*** Block opens ***

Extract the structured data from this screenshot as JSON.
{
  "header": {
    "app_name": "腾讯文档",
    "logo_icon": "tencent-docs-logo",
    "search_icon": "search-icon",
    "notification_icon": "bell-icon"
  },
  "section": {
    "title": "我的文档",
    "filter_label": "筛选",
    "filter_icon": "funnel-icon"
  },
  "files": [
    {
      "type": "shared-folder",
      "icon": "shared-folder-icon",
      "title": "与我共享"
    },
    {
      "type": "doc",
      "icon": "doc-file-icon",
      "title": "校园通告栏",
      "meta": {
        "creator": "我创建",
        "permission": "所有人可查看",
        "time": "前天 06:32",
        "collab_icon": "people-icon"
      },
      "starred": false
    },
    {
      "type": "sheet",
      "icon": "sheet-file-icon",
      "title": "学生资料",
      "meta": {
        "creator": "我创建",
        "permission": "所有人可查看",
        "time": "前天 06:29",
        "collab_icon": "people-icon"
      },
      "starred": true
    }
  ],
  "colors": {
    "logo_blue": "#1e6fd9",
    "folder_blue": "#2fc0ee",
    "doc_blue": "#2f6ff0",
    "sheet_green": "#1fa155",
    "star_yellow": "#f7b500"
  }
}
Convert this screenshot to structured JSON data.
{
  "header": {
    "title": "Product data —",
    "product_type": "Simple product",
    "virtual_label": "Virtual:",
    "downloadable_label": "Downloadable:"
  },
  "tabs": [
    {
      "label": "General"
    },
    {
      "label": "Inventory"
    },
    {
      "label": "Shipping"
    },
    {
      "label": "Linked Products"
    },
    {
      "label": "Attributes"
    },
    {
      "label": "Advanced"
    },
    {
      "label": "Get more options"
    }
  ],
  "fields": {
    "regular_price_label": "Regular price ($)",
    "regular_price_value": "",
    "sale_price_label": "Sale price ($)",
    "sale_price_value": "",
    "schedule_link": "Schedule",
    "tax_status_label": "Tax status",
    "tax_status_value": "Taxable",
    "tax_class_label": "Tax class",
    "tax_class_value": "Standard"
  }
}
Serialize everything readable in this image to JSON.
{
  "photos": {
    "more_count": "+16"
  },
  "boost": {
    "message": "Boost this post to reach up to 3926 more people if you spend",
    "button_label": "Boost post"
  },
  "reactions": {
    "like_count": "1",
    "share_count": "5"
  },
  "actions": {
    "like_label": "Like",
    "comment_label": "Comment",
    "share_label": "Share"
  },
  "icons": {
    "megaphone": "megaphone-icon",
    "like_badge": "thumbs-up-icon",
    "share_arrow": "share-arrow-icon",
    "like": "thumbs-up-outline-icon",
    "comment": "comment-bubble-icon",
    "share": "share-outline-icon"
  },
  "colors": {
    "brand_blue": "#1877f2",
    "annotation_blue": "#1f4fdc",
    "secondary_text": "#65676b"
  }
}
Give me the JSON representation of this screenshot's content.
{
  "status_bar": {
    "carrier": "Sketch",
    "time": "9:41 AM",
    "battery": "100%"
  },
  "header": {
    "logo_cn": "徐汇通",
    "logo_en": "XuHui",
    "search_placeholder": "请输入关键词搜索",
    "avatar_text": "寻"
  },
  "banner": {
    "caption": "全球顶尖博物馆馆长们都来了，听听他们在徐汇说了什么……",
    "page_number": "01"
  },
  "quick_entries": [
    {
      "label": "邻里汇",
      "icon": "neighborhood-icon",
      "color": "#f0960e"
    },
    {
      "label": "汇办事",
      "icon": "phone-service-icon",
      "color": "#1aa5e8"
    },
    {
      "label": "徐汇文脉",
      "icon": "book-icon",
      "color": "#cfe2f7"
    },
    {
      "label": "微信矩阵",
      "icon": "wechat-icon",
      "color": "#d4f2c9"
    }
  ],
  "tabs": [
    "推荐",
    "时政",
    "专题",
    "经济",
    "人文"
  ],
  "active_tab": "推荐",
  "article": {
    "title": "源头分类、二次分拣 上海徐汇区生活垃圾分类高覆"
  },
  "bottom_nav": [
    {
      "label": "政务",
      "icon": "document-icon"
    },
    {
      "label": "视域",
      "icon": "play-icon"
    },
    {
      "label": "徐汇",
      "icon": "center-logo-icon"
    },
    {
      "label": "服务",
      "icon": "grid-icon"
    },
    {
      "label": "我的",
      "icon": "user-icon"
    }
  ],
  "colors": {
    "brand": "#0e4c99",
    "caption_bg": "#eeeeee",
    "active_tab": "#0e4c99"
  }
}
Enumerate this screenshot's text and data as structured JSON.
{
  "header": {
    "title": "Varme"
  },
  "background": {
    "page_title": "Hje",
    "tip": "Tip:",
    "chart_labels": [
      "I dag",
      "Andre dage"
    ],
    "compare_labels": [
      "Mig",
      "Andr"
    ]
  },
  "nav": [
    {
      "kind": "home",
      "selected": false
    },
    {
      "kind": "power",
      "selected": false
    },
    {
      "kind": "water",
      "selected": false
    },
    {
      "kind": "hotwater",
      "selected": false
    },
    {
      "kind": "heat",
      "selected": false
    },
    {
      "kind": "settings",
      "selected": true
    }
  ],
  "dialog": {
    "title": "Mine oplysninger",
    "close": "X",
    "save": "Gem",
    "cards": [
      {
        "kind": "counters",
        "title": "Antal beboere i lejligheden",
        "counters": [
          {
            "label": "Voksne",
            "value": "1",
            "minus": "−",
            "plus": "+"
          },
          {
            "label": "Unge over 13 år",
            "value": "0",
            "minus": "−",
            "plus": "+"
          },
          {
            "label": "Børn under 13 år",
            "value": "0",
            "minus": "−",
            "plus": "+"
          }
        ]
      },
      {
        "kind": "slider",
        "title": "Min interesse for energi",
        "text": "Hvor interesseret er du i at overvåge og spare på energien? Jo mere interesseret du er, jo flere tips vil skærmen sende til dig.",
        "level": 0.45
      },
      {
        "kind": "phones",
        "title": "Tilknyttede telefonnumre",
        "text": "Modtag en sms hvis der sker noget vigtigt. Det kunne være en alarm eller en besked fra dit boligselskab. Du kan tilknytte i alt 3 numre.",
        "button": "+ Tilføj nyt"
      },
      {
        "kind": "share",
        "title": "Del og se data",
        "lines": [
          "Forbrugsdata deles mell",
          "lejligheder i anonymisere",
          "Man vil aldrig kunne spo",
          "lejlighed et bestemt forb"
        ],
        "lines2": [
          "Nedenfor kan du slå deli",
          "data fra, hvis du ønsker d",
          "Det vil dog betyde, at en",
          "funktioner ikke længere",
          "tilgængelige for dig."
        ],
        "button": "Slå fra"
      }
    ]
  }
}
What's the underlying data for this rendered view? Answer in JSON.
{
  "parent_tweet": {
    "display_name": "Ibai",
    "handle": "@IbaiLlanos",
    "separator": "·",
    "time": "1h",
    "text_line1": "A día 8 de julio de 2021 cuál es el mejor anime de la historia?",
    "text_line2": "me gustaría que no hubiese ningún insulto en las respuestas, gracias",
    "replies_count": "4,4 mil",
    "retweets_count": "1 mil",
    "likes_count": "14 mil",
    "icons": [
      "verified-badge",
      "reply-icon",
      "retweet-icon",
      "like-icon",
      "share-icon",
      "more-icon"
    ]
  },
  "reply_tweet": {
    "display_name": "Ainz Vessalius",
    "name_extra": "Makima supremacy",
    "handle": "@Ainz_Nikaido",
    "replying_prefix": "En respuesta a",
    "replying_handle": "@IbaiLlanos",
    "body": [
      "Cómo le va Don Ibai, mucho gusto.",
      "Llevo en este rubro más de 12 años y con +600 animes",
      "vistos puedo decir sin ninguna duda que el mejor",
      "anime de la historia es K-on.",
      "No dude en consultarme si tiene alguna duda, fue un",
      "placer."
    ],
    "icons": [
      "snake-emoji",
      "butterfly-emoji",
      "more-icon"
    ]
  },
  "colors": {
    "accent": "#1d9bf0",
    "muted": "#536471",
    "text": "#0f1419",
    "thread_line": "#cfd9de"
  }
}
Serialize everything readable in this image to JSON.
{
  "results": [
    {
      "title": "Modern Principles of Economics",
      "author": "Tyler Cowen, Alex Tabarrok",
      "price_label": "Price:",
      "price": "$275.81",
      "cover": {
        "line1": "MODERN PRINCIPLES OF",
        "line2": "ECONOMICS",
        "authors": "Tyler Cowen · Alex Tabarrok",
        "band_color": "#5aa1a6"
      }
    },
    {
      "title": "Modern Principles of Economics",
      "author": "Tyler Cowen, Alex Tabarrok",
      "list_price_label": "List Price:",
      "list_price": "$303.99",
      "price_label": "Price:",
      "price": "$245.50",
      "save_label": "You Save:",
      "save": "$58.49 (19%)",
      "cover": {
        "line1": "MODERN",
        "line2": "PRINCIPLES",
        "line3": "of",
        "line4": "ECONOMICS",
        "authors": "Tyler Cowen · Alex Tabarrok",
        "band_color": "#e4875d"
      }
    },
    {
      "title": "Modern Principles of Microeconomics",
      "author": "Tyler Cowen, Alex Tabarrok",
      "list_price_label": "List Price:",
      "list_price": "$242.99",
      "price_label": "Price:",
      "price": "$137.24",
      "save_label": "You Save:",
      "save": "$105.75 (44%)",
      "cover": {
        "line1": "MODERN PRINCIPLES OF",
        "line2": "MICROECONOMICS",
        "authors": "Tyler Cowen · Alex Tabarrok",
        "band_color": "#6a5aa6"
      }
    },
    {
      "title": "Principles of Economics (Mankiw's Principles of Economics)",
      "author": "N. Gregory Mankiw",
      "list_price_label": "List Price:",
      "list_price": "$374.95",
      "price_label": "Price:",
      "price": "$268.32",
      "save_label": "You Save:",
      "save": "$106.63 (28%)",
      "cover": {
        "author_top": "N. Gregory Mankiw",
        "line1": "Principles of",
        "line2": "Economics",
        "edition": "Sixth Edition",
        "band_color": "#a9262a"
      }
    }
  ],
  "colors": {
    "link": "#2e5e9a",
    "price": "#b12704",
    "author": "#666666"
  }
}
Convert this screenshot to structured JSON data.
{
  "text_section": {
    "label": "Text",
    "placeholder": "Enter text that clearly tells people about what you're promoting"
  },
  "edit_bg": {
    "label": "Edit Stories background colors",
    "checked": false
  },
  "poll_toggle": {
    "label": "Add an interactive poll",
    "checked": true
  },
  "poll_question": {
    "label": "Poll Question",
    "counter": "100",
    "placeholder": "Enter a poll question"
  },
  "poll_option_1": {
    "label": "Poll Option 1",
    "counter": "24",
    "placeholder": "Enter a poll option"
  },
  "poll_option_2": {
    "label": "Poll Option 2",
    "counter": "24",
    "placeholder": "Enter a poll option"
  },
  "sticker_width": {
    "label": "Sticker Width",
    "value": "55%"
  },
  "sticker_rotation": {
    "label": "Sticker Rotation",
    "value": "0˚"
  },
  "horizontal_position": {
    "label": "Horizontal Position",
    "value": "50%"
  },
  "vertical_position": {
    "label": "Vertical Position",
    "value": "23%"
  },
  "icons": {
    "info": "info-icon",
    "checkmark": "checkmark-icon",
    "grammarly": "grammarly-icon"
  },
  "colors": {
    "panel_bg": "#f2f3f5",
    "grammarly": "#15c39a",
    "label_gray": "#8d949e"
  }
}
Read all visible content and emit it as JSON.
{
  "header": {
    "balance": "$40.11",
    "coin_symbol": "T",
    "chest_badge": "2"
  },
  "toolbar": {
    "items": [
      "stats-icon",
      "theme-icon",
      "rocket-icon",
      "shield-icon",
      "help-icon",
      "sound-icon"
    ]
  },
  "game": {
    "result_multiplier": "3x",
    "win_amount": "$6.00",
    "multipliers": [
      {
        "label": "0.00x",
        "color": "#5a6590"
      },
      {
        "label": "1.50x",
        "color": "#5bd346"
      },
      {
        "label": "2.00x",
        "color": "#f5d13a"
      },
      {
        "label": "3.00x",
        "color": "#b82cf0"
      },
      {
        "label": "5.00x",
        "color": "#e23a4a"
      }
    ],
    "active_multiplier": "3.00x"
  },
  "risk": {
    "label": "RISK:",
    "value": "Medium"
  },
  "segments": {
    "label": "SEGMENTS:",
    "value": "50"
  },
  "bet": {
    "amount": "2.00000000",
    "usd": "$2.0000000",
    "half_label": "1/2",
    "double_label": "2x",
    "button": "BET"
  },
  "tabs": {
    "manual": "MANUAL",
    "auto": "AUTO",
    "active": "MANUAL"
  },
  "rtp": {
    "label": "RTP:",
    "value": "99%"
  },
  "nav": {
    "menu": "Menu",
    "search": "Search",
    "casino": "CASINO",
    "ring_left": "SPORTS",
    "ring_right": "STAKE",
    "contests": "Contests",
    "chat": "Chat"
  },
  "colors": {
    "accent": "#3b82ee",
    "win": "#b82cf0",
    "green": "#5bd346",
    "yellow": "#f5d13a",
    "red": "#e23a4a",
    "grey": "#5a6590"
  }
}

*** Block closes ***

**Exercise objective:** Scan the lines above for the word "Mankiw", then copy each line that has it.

**Task answer:**
      "title": "Principles of Economics (Mankiw's Principles of Economics)",
      "author": "N. Gregory Mankiw",
        "author_top": "N. Gregory Mankiw",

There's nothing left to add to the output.